Offer breastmilk first! Breastmilk is still baby’s primary source of nutrition until 12 months. Nurse or offer a bottle of breastmilk before moving to solids. If baby is interested, it’s ok to give solids immediately after. However, some babies prefer to wait a bit before taking in solid food after a nursing session or a bottle. Solids should not replace breastmilk intake, but rather compliment it. Start small! Occasionally parents will feel overwhelmed at the thought of getting an entire serving of baby-friendly food into their just-turned-six-month-old. Keep in mind that introducing solids is meant to be a gradual process, so it’s ok if baby is only interested in a bite or two at first. As baby gets the hang of their new skills, they’ll naturally increase their solids intake. Children learn through modeling, so consider feeding baby solids during your normal mealtimes. There is no evidence that starting with fruits will make baby less likely to take vegetables or vice versa. There is no specific order in which foods must be introduced. If baby is completely resistant to starting solids, despite displaying signs of readiness, table the idea (no pun intended) for a week or two. As with other developmental skills, not all babies are ready at the same time.

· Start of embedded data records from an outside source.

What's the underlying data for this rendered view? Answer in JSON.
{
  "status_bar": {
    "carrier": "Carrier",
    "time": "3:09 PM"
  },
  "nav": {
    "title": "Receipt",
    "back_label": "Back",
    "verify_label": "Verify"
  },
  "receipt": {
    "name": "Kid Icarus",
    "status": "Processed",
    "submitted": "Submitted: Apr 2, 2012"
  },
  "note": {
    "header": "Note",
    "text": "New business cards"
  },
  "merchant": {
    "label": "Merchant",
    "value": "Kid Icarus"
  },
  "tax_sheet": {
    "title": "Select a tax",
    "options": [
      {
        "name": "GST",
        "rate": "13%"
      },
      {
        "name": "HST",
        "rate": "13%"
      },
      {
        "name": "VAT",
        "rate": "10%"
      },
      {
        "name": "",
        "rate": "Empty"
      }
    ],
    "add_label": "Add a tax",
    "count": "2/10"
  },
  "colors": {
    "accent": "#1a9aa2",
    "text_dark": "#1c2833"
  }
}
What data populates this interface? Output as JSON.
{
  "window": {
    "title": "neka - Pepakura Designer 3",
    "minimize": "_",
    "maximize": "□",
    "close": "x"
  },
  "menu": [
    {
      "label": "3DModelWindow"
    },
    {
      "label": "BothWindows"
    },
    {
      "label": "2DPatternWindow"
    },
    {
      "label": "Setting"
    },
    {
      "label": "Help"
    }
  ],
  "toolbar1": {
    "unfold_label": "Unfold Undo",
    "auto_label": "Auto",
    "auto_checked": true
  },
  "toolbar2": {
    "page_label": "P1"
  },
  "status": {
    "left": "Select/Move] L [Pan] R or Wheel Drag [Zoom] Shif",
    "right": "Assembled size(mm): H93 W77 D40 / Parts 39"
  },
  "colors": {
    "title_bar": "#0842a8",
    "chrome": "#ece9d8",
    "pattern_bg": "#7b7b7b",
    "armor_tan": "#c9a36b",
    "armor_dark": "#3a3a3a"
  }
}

It’s not uncommon for babies to experience a change in diaper habits. Introducing solids means more formed stools that often have a stronger odor as well. Some babies may stool less often as well. Introducing solids slowly can help reduce the risk of irritating baby’s digestive system. Don’t forget that foods can influence the color of baby’s stool as well. For example, beets turn stools an obvious red while peas often add a tinge of green. Some parents report that stains from baby’s stool after starting solids are harder to remove than stains during exclusive breastfeeding.
Does my baby need extra liquids?
The short answer is NO. As long as your little one is getting an adequate intake of breastmilk, no additional fluids are needed. Breastmilk changes in composition to become more watery in hotter environments…..how amazing! It is still OK to offer a small amount (no more than 8oz. per day) of water once your baby reaches six months old. Many parents use a small amount of water to introduce a sippy or straw cup at this age. Skip juice as it is high is sugar content and low in other nutritional value. Experts advise no juice for babies under 12 months, and only up to 4oz. of 100% fruit juice thereafter.
Have more questions? Need more details? Check out these resources for additional information:
Looking for help creating a personalized plan for starting solids? Schedule a FREE consultation with one of our specially train International Board Certified Lactation Consultants (IBCLCs)
Starting Solids. (2020, August 7). La Leche League International. https://www.llli.org/breastfeeding-info/starting-solids/
When, What, and How to Introduce Solid Foods. (2020, December 11). Centers for Disease Control and Prevention. https://www.cdc.gov/nutrition/InfantandToddlerNutrition/foods-and-drinks/when-to-introduce-solid-foods.html
Working Together: Breastfeeding and Solid Foods. (2012). HealthyChildren.Org. https://healthychildren.org/English/ages-stages/baby/breastfeeding/Pages/Working-Together-Breastfeeding-and-Solid-Foods.aspx